**DATA SHOWN:**

########################################

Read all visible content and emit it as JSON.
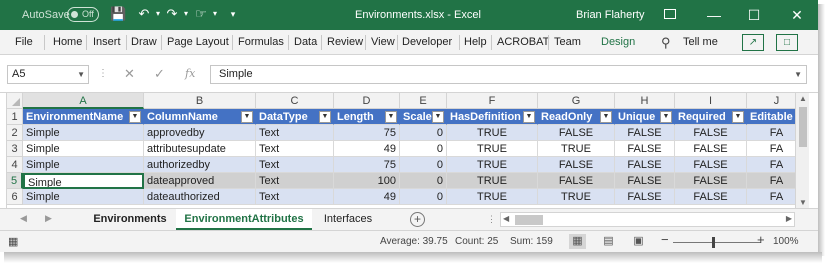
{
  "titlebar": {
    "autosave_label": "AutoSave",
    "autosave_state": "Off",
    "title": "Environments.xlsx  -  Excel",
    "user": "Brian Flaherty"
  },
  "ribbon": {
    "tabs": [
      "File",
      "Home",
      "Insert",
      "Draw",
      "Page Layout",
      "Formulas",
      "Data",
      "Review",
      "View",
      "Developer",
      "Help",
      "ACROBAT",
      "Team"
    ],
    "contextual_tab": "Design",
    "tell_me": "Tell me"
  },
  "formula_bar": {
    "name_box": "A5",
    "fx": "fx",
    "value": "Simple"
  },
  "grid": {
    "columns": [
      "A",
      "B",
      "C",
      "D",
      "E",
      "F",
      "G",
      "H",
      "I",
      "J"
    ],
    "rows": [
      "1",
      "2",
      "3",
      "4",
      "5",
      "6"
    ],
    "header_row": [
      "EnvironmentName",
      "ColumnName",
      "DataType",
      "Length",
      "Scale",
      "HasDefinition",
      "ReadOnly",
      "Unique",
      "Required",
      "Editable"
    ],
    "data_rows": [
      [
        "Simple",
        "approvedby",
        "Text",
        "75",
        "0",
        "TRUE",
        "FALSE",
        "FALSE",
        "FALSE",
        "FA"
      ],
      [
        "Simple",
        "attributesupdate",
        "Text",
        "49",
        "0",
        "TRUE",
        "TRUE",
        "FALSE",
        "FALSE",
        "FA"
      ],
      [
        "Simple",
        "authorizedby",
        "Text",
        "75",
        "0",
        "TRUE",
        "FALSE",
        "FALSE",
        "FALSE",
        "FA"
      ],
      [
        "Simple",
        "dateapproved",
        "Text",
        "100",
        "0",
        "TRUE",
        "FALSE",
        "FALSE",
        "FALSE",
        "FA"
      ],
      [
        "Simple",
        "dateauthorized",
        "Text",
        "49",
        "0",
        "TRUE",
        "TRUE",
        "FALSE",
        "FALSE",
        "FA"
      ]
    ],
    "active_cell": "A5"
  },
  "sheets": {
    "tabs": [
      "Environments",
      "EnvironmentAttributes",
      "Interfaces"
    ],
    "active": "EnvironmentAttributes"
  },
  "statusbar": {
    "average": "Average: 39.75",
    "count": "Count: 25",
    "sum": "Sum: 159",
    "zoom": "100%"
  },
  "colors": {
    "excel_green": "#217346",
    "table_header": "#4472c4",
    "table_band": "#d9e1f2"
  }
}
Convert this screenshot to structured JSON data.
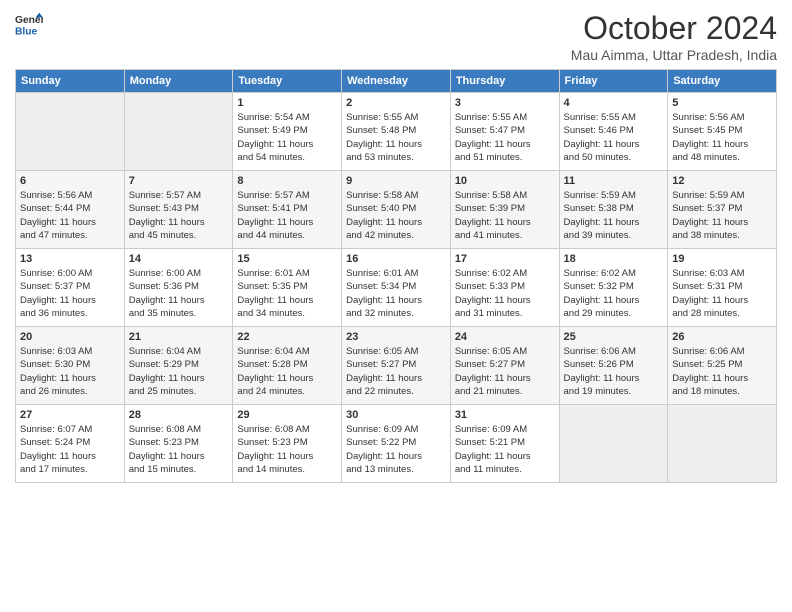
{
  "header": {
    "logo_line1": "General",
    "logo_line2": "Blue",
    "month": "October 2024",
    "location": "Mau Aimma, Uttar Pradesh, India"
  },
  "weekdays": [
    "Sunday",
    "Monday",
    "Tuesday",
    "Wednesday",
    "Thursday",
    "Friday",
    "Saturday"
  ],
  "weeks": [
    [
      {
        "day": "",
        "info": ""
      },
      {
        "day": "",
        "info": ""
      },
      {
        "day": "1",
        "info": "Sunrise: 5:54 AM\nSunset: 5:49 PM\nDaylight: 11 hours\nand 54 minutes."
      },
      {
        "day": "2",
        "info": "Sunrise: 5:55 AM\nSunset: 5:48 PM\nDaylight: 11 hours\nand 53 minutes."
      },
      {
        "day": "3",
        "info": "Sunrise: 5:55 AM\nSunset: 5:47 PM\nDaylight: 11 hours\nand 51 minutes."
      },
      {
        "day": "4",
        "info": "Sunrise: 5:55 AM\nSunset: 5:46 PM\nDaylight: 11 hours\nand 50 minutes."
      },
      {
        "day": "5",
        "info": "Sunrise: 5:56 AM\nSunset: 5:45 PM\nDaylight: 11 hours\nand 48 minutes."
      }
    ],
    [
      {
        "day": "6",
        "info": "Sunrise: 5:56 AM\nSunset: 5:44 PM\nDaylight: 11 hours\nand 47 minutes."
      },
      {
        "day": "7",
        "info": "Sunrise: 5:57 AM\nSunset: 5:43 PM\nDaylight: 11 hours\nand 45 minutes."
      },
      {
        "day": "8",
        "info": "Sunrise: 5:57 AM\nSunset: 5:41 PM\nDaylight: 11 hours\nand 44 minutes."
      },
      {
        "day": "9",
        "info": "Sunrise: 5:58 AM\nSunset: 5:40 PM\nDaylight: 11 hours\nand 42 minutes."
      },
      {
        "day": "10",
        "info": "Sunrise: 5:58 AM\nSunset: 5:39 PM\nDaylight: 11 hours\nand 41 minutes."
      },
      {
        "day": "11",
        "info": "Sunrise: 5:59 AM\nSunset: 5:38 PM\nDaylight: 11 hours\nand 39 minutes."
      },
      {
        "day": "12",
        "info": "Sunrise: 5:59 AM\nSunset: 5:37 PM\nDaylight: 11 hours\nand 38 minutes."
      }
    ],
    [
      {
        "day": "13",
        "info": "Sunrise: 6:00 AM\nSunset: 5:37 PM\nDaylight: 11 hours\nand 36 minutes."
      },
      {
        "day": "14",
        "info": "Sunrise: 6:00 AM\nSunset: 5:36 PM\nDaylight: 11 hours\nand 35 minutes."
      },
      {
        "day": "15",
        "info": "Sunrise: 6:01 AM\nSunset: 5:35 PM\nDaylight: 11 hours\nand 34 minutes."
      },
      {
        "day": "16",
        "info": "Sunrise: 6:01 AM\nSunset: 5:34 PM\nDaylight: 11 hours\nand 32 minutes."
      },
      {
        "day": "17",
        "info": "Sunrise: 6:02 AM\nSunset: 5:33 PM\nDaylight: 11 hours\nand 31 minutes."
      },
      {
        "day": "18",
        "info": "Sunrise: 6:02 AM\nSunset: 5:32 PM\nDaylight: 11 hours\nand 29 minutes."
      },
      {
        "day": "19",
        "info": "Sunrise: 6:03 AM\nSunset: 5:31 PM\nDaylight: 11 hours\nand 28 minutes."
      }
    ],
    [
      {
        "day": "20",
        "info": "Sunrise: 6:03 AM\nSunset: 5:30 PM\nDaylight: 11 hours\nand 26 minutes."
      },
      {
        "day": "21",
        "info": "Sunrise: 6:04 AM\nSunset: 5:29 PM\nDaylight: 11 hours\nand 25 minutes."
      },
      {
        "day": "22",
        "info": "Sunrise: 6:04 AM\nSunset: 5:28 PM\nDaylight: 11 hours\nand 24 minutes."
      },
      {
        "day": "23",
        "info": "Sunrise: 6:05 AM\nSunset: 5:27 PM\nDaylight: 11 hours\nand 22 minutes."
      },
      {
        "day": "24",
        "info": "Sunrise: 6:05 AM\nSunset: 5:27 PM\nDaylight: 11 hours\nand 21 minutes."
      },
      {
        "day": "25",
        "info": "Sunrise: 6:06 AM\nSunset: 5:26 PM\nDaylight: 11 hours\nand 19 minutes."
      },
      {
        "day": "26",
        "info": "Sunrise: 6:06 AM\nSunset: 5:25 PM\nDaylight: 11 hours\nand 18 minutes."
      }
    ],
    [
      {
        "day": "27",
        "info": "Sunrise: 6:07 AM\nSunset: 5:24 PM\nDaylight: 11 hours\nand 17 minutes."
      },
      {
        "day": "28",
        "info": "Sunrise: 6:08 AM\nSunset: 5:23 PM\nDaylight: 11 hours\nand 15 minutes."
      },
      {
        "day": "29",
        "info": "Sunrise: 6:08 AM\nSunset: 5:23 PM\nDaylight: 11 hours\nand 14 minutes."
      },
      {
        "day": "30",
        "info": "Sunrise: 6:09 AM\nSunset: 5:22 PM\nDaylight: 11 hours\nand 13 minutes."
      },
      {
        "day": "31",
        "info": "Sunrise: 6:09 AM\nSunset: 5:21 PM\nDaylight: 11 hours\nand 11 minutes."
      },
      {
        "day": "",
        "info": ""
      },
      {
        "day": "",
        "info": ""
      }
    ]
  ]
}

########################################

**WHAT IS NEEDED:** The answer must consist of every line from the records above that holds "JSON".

**YOUR RESPONSE:**
Read all visible content and emit it as JSON.
Convert this screenshot to structured JSON data.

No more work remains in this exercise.